**DESCRIPTION OF THE TASK**
An exact copy of all the entries is what is needed here.

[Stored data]
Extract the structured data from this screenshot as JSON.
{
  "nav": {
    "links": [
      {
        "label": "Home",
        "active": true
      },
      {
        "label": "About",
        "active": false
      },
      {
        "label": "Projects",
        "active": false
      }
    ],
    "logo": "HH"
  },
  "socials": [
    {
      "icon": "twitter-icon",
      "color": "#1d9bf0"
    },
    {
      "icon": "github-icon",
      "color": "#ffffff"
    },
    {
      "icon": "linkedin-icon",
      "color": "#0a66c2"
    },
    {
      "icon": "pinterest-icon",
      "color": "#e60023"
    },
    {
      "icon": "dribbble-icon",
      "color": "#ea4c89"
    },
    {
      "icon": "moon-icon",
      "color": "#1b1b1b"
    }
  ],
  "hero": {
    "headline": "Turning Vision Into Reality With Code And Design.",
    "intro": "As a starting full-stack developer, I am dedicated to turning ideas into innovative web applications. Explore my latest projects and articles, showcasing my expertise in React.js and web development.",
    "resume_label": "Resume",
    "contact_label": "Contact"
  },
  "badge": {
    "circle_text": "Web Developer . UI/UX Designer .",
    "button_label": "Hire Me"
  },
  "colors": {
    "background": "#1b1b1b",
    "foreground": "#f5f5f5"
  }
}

**OUTPUT FOR THIS EXERCISE**
Extract the structured data from this screenshot as JSON.
{
  "nav": {
    "links": [
      {
        "label": "Home",
        "active": true
      },
      {
        "label": "About",
        "active": false
      },
      {
        "label": "Projects",
        "active": false
      }
    ],
    "logo": "HH"
  },
  "socials": [
    {
      "icon": "twitter-icon",
      "color": "#1d9bf0"
    },
    {
      "icon": "github-icon",
      "color": "#ffffff"
    },
    {
      "icon": "linkedin-icon",
      "color": "#0a66c2"
    },
    {
      "icon": "pinterest-icon",
      "color": "#e60023"
    },
    {
      "icon": "dribbble-icon",
      "color": "#ea4c89"
    },
    {
      "icon": "moon-icon",
      "color": "#1b1b1b"
    }
  ],
  "hero": {
    "headline": "Turning Vision Into Reality With Code And Design.",
    "intro": "As a starting full-stack developer, I am dedicated to turning ideas into innovative web applications. Explore my latest projects and articles, showcasing my expertise in React.js and web development.",
    "resume_label": "Resume",
    "contact_label": "Contact"
  },
  "badge": {
    "circle_text": "Web Developer . UI/UX Designer .",
    "button_label": "Hire Me"
  },
  "colors": {
    "background": "#1b1b1b",
    "foreground": "#f5f5f5"
  }
}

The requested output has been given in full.